*Your assignment*
Each of the records below must be reproduced exactly.

>>

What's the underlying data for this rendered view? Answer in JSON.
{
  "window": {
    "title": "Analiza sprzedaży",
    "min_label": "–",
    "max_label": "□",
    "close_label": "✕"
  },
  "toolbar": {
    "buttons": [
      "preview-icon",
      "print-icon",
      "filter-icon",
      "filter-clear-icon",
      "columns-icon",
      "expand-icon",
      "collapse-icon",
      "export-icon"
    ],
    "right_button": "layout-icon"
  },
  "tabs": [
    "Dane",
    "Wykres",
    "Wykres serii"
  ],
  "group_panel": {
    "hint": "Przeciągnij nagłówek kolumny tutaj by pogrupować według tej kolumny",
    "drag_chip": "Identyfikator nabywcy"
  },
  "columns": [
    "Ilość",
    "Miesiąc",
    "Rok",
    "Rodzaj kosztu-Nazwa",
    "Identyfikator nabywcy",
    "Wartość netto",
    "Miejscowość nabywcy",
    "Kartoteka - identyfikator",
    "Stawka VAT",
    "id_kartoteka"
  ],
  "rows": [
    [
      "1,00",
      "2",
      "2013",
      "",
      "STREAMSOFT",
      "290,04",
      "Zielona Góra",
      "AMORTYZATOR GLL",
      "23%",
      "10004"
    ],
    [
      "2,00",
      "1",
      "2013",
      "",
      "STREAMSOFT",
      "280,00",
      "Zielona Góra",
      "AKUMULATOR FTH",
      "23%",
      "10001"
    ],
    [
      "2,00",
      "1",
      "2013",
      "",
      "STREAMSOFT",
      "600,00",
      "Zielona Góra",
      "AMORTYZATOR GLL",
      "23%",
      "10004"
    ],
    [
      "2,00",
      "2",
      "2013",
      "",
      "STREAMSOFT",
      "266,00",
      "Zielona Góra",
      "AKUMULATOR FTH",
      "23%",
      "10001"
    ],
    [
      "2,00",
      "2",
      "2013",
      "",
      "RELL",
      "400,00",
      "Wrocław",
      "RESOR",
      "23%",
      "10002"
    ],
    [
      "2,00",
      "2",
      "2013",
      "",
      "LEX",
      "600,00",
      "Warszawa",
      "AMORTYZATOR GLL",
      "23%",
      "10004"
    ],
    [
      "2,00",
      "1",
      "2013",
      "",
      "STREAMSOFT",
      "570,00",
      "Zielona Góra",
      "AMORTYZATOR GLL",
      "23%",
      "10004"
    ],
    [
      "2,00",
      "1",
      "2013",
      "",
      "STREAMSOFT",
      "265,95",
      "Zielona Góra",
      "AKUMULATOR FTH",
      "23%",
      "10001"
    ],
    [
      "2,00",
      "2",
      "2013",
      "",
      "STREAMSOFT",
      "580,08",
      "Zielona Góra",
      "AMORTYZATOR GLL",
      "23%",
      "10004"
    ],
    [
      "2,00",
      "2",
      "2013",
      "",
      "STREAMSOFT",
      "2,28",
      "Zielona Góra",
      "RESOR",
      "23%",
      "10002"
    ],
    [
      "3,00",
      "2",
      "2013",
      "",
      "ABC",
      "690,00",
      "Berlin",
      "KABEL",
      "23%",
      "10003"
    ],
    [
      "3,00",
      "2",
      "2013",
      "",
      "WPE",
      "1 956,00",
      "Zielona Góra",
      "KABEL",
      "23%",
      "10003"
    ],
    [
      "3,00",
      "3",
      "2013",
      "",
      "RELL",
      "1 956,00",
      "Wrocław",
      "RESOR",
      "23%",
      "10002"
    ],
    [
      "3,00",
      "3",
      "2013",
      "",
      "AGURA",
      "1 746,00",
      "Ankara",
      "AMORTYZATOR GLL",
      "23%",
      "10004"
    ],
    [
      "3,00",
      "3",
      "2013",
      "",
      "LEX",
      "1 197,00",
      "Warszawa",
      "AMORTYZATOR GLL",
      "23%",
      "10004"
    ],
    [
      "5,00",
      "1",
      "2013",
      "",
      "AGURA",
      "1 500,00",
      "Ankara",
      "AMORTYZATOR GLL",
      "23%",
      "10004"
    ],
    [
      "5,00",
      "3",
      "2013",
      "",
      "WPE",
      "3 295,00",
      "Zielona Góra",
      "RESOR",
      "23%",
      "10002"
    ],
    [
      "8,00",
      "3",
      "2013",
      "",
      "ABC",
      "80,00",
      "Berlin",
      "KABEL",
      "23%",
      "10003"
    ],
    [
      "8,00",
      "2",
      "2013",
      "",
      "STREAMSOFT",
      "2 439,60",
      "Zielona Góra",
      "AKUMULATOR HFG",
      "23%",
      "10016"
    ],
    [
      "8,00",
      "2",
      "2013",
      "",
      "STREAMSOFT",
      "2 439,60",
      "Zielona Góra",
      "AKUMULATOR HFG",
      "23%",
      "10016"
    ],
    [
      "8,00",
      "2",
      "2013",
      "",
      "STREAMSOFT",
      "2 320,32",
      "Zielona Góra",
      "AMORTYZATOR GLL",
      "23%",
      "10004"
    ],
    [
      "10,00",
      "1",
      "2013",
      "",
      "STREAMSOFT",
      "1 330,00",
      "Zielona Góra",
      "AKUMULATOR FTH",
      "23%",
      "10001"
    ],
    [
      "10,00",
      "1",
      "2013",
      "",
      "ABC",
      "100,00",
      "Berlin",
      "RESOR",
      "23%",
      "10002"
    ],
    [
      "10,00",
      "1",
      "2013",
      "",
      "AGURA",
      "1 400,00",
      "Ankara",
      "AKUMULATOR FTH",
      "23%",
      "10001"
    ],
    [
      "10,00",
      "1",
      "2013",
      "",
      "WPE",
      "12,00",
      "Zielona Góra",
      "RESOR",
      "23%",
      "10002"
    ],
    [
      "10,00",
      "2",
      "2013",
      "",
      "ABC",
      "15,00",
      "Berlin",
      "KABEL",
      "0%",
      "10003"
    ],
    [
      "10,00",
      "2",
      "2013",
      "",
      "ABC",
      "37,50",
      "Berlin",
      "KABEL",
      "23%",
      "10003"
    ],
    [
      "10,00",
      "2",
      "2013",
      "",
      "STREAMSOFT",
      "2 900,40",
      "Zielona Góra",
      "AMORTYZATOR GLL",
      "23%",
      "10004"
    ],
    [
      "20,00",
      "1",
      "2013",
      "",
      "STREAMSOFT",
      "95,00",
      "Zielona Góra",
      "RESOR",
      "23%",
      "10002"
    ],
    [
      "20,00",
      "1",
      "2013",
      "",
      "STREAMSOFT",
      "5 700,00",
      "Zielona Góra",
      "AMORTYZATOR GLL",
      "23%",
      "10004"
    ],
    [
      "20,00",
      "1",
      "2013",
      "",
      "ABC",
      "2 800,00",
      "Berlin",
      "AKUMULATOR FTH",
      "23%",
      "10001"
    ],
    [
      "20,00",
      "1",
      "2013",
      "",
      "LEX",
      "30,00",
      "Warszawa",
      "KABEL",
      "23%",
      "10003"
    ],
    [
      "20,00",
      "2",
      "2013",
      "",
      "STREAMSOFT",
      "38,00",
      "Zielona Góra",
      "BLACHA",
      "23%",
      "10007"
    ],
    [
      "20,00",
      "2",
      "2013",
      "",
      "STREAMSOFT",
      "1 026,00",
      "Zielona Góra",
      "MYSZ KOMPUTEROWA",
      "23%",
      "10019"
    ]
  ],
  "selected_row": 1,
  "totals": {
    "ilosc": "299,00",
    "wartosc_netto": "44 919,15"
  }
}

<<

*Exercise output*
What's the underlying data for this rendered view? Answer in JSON.
{
  "window": {
    "title": "Analiza sprzedaży",
    "min_label": "–",
    "max_label": "□",
    "close_label": "✕"
  },
  "toolbar": {
    "buttons": [
      "preview-icon",
      "print-icon",
      "filter-icon",
      "filter-clear-icon",
      "columns-icon",
      "expand-icon",
      "collapse-icon",
      "export-icon"
    ],
    "right_button": "layout-icon"
  },
  "tabs": [
    "Dane",
    "Wykres",
    "Wykres serii"
  ],
  "group_panel": {
    "hint": "Przeciągnij nagłówek kolumny tutaj by pogrupować według tej kolumny",
    "drag_chip": "Identyfikator nabywcy"
  },
  "columns": [
    "Ilość",
    "Miesiąc",
    "Rok",
    "Rodzaj kosztu-Nazwa",
    "Identyfikator nabywcy",
    "Wartość netto",
    "Miejscowość nabywcy",
    "Kartoteka - identyfikator",
    "Stawka VAT",
    "id_kartoteka"
  ],
  "rows": [
    [
      "1,00",
      "2",
      "2013",
      "",
      "STREAMSOFT",
      "290,04",
      "Zielona Góra",
      "AMORTYZATOR GLL",
      "23%",
      "10004"
    ],
    [
      "2,00",
      "1",
      "2013",
      "",
      "STREAMSOFT",
      "280,00",
      "Zielona Góra",
      "AKUMULATOR FTH",
      "23%",
      "10001"
    ],
    [
      "2,00",
      "1",
      "2013",
      "",
      "STREAMSOFT",
      "600,00",
      "Zielona Góra",
      "AMORTYZATOR GLL",
      "23%",
      "10004"
    ],
    [
      "2,00",
      "2",
      "2013",
      "",
      "STREAMSOFT",
      "266,00",
      "Zielona Góra",
      "AKUMULATOR FTH",
      "23%",
      "10001"
    ],
    [
      "2,00",
      "2",
      "2013",
      "",
      "RELL",
      "400,00",
      "Wrocław",
      "RESOR",
      "23%",
      "10002"
    ],
    [
      "2,00",
      "2",
      "2013",
      "",
      "LEX",
      "600,00",
      "Warszawa",
      "AMORTYZATOR GLL",
      "23%",
      "10004"
    ],
    [
      "2,00",
      "1",
      "2013",
      "",
      "STREAMSOFT",
      "570,00",
      "Zielona Góra",
      "AMORTYZATOR GLL",
      "23%",
      "10004"
    ],
    [
      "2,00",
      "1",
      "2013",
      "",
      "STREAMSOFT",
      "265,95",
      "Zielona Góra",
      "AKUMULATOR FTH",
      "23%",
      "10001"
    ],
    [
      "2,00",
      "2",
      "2013",
      "",
      "STREAMSOFT",
      "580,08",
      "Zielona Góra",
      "AMORTYZATOR GLL",
      "23%",
      "10004"
    ],
    [
      "2,00",
      "2",
      "2013",
      "",
      "STREAMSOFT",
      "2,28",
      "Zielona Góra",
      "RESOR",
      "23%",
      "10002"
    ],
    [
      "3,00",
      "2",
      "2013",
      "",
      "ABC",
      "690,00",
      "Berlin",
      "KABEL",
      "23%",
      "10003"
    ],
    [
      "3,00",
      "2",
      "2013",
      "",
      "WPE",
      "1 956,00",
      "Zielona Góra",
      "KABEL",
      "23%",
      "10003"
    ],
    [
      "3,00",
      "3",
      "2013",
      "",
      "RELL",
      "1 956,00",
      "Wrocław",
      "RESOR",
      "23%",
      "10002"
    ],
    [
      "3,00",
      "3",
      "2013",
      "",
      "AGURA",
      "1 746,00",
      "Ankara",
      "AMORTYZATOR GLL",
      "23%",
      "10004"
    ],
    [
      "3,00",
      "3",
      "2013",
      "",
      "LEX",
      "1 197,00",
      "Warszawa",
      "AMORTYZATOR GLL",
      "23%",
      "10004"
    ],
    [
      "5,00",
      "1",
      "2013",
      "",
      "AGURA",
      "1 500,00",
      "Ankara",
      "AMORTYZATOR GLL",
      "23%",
      "10004"
    ],
    [
      "5,00",
      "3",
      "2013",
      "",
      "WPE",
      "3 295,00",
      "Zielona Góra",
      "RESOR",
      "23%",
      "10002"
    ],
    [
      "8,00",
      "3",
      "2013",
      "",
      "ABC",
      "80,00",
      "Berlin",
      "KABEL",
      "23%",
      "10003"
    ],
    [
      "8,00",
      "2",
      "2013",
      "",
      "STREAMSOFT",
      "2 439,60",
      "Zielona Góra",
      "AKUMULATOR HFG",
      "23%",
      "10016"
    ],
    [
      "8,00",
      "2",
      "2013",
      "",
      "STREAMSOFT",
      "2 439,60",
      "Zielona Góra",
      "AKUMULATOR HFG",
      "23%",
      "10016"
    ],
    [
      "8,00",
      "2",
      "2013",
      "",
      "STREAMSOFT",
      "2 320,32",
      "Zielona Góra",
      "AMORTYZATOR GLL",
      "23%",
      "10004"
    ],
    [
      "10,00",
      "1",
      "2013",
      "",
      "STREAMSOFT",
      "1 330,00",
      "Zielona Góra",
      "AKUMULATOR FTH",
      "23%",
      "10001"
    ],
    [
      "10,00",
      "1",
      "2013",
      "",
      "ABC",
      "100,00",
      "Berlin",
      "RESOR",
      "23%",
      "10002"
    ],
    [
      "10,00",
      "1",
      "2013",
      "",
      "AGURA",
      "1 400,00",
      "Ankara",
      "AKUMULATOR FTH",
      "23%",
      "10001"
    ],
    [
      "10,00",
      "1",
      "2013",
      "",
      "WPE",
      "12,00",
      "Zielona Góra",
      "RESOR",
      "23%",
      "10002"
    ],
    [
      "10,00",
      "2",
      "2013",
      "",
      "ABC",
      "15,00",
      "Berlin",
      "KABEL",
      "0%",
      "10003"
    ],
    [
      "10,00",
      "2",
      "2013",
      "",
      "ABC",
      "37,50",
      "Berlin",
      "KABEL",
      "23%",
      "10003"
    ],
    [
      "10,00",
      "2",
      "2013",
      "",
      "STREAMSOFT",
      "2 900,40",
      "Zielona Góra",
      "AMORTYZATOR GLL",
      "23%",
      "10004"
    ],
    [
      "20,00",
      "1",
      "2013",
      "",
      "STREAMSOFT",
      "95,00",
      "Zielona Góra",
      "RESOR",
      "23%",
      "10002"
    ],
    [
      "20,00",
      "1",
      "2013",
      "",
      "STREAMSOFT",
      "5 700,00",
      "Zielona Góra",
      "AMORTYZATOR GLL",
      "23%",
      "10004"
    ],
    [
      "20,00",
      "1",
      "2013",
      "",
      "ABC",
      "2 800,00",
      "Berlin",
      "AKUMULATOR FTH",
      "23%",
      "10001"
    ],
    [
      "20,00",
      "1",
      "2013",
      "",
      "LEX",
      "30,00",
      "Warszawa",
      "KABEL",
      "23%",
      "10003"
    ],
    [
      "20,00",
      "2",
      "2013",
      "",
      "STREAMSOFT",
      "38,00",
      "Zielona Góra",
      "BLACHA",
      "23%",
      "10007"
    ],
    [
      "20,00",
      "2",
      "2013",
      "",
      "STREAMSOFT",
      "1 026,00",
      "Zielona Góra",
      "MYSZ KOMPUTEROWA",
      "23%",
      "10019"
    ]
  ],
  "selected_row": 1,
  "totals": {
    "ilosc": "299,00",
    "wartosc_netto": "44 919,15"
  }
}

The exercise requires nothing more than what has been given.